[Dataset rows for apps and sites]
··········

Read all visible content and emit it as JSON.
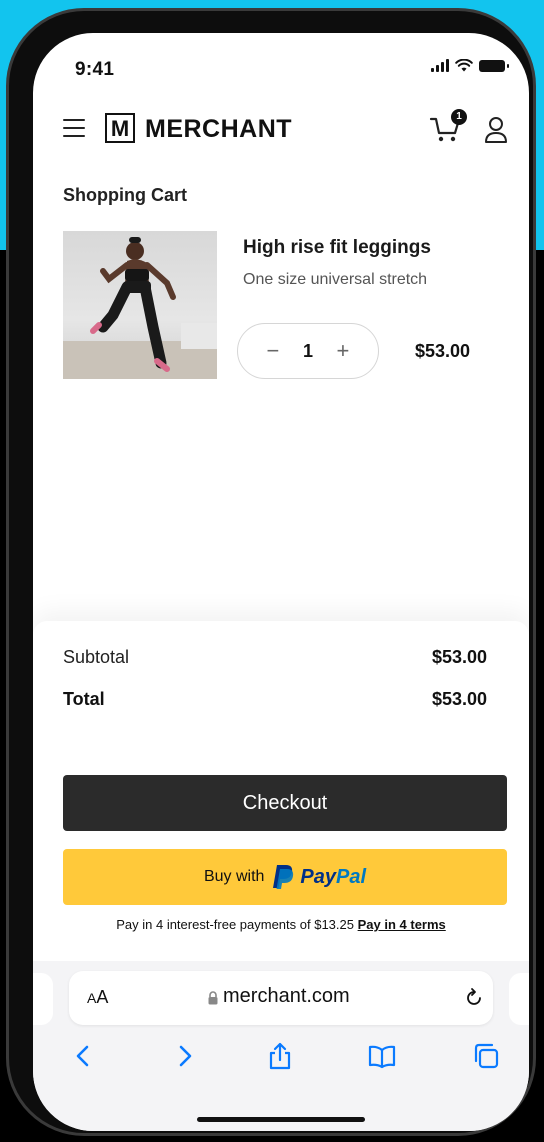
{
  "status_bar": {
    "time": "9:41"
  },
  "header": {
    "logo_mark": "M",
    "logo_text": "MERCHANT",
    "cart_count": "1"
  },
  "cart": {
    "title": "Shopping Cart",
    "item": {
      "name": "High rise fit leggings",
      "description": "One size universal stretch",
      "quantity": "1",
      "decrement": "−",
      "increment": "+",
      "price": "$53.00"
    }
  },
  "summary": {
    "subtotal_label": "Subtotal",
    "subtotal_value": "$53.00",
    "total_label": "Total",
    "total_value": "$53.00"
  },
  "actions": {
    "checkout_label": "Checkout",
    "paypal_prefix": "Buy with",
    "paypal_word_1": "Pay",
    "paypal_word_2": "Pal",
    "pay_in_4_text": "Pay in 4 interest-free payments of $13.25",
    "pay_in_4_link": "Pay in 4 terms"
  },
  "browser": {
    "aa_small": "A",
    "aa_large": "A",
    "url": "merchant.com"
  },
  "colors": {
    "background_accent": "#12c4ee",
    "checkout_button": "#2b2b2b",
    "paypal_button": "#ffc93a",
    "paypal_dark": "#003087",
    "paypal_light": "#0079c1",
    "safari_blue": "#0a7aff"
  },
  "icons": [
    "menu-icon",
    "cart-icon",
    "user-icon",
    "lock-icon",
    "reload-icon",
    "back-icon",
    "forward-icon",
    "share-icon",
    "bookmarks-icon",
    "tabs-icon"
  ]
}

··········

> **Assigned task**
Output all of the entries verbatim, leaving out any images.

> **Exercise answer**
Read all visible content and emit it as JSON.
{
  "status_bar": {
    "time": "9:41"
  },
  "header": {
    "logo_mark": "M",
    "logo_text": "MERCHANT",
    "cart_count": "1"
  },
  "cart": {
    "title": "Shopping Cart",
    "item": {
      "name": "High rise fit leggings",
      "description": "One size universal stretch",
      "quantity": "1",
      "decrement": "−",
      "increment": "+",
      "price": "$53.00"
    }
  },
  "summary": {
    "subtotal_label": "Subtotal",
    "subtotal_value": "$53.00",
    "total_label": "Total",
    "total_value": "$53.00"
  },
  "actions": {
    "checkout_label": "Checkout",
    "paypal_prefix": "Buy with",
    "paypal_word_1": "Pay",
    "paypal_word_2": "Pal",
    "pay_in_4_text": "Pay in 4 interest-free payments of $13.25",
    "pay_in_4_link": "Pay in 4 terms"
  },
  "browser": {
    "aa_small": "A",
    "aa_large": "A",
    "url": "merchant.com"
  },
  "colors": {
    "background_accent": "#12c4ee",
    "checkout_button": "#2b2b2b",
    "paypal_button": "#ffc93a",
    "paypal_dark": "#003087",
    "paypal_light": "#0079c1",
    "safari_blue": "#0a7aff"
  },
  "icons": [
    "menu-icon",
    "cart-icon",
    "user-icon",
    "lock-icon",
    "reload-icon",
    "back-icon",
    "forward-icon",
    "share-icon",
    "bookmarks-icon",
    "tabs-icon"
  ]
}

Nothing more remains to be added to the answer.